  • Digital Equity: Digital equity ensures all individuals have the information technology capacity "needed for full participation in our society, democracy and economy." Digital inclusion is about access and use of technology, but it consists of “activities” that are very human and personal: helping people learn basic computer skills in small groups or one-to-one; helping them find the most affordable internet services and devices available; providing technical and social support as they gain confidence and find uses for their newfound skills.

Peer Smart Community Projects

Burlington, VT: Energy Engage (2013) - Energy Engage is a consumer portal that shows electricity consumption and cost and provide energy efficiency tips using existing smart Meter Infrastructure. The portal is a part of Burlington's wider Net Zero Goal.


Cincinnati, OH: Cincy Insights (2019) - The Office of Performance & Data Analytics (OPDA) created an interactive dashboard portal, CincyInsights, to make city data visual, conveniently accessible, and user-friendly for all members of the Cincinnati community.


Chattanooga, TN: HCS EdConnect (2021) - The Chattanooga area is served by a 100% fiber-to-the-home network because of Smart Grid investment by energy and connectivity company EPB. Using this infrastructure the Hamilton County Schools have launched an initiative to bridge the digital divide and provide free internet services to about 28,500 economically challenged students for at least the next decade.
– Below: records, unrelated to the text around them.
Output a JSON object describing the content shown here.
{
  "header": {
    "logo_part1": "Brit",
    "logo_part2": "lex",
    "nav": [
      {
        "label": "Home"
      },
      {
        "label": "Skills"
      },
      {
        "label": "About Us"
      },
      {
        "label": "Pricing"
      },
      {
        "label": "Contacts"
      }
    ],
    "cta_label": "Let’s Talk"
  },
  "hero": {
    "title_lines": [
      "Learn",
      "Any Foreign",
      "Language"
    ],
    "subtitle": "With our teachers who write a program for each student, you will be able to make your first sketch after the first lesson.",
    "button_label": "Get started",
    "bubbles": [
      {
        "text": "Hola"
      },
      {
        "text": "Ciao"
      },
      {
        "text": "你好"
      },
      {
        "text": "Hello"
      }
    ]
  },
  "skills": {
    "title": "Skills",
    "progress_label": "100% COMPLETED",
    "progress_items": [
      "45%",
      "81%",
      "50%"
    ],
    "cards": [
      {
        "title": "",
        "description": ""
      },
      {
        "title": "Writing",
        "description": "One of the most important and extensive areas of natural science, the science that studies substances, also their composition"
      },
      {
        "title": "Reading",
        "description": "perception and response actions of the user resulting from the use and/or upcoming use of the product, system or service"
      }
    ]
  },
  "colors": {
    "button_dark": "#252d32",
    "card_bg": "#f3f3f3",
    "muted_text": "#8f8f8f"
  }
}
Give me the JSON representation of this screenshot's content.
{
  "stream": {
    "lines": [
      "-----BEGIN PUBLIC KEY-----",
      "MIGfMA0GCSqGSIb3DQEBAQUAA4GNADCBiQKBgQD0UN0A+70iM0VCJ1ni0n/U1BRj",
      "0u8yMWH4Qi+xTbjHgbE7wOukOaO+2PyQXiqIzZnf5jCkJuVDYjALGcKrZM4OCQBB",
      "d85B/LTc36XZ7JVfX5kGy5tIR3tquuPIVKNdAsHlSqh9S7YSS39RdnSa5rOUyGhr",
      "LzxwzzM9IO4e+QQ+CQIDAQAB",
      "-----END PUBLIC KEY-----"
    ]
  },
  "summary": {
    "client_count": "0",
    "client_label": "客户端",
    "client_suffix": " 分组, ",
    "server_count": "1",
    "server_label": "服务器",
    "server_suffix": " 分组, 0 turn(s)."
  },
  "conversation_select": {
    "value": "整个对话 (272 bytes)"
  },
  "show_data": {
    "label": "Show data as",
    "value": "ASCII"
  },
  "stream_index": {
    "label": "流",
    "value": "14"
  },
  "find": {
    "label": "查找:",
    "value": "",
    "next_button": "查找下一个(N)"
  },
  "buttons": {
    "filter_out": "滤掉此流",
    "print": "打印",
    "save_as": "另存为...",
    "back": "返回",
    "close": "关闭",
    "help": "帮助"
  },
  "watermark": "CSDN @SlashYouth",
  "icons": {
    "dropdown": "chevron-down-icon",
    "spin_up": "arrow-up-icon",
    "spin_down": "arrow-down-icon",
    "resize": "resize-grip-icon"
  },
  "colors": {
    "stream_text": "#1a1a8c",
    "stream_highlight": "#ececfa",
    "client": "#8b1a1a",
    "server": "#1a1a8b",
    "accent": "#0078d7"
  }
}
Louisville, KY: LouieLab (2017) - The LouieLab is Louisville Metro Government’s civic innovation hub for public-private collaboration, and coworking space that features a co-working room, training room, large and small conference room. This space is available to the public for events and co-working. Events held at the LouieLab must have a public benefit in order to reserve the space for free.


Buffalo, NY: BNMC Main Street Smart Corridor (2020) - The city will deploy smart community sensors in streetlights in select areas to capture data for various applications.

Kansas City, MO: RUBICON Smart City (2017) - Kansas City, Missouri has outfitted its 2.2-mile-long streetcar line with an array of new mobility technology including free public Wi-Fi, smart streetlights, smart traffic signals, and interactive kiosks.

Minneapolis, MN: Highway 55 Connected Corridor (2019) - This project included vehicle-to-infrastructure (V2I) technology, which helps vehicles “talk” to infrastructure to improve safety and efficiency of roadway users.

Chicago, IL: Array of Things (2016) - The Array of Things (AoT) is a modular, open-source, network of interactive sensor boxes (nodes), collecting and returning urban data in real time to citizens, scientists and policy makers.

Stafford County, VA: The Stafford Testbed (2020) - A living laboratory that tests new smart technologies and currently focuses on drone application and systems for public safety and emergency management, cyber security & training, economic development & tourism, 5G technology & broadband expansion, smoke, particulate matter and forest fire sensing, and flood sensors.

Focus Group Meetings


In November and December 2021, the CDTC Smart Mobility Team held three focus groups with local government officials, staff and representatives from regional transportation organizations. The discussions focused on learning about the challenges of adopting emerging technologies, managing big data, integrating new technologies into existing organizations and bureaucracies, and other real and perceived limits on implementing Smart Cities projects. View the rebroadcast of the focus group on non-vehicular mobility and transit below. Specific focus groups may be viewed here


Key Takeaways Across Focus Group Sessions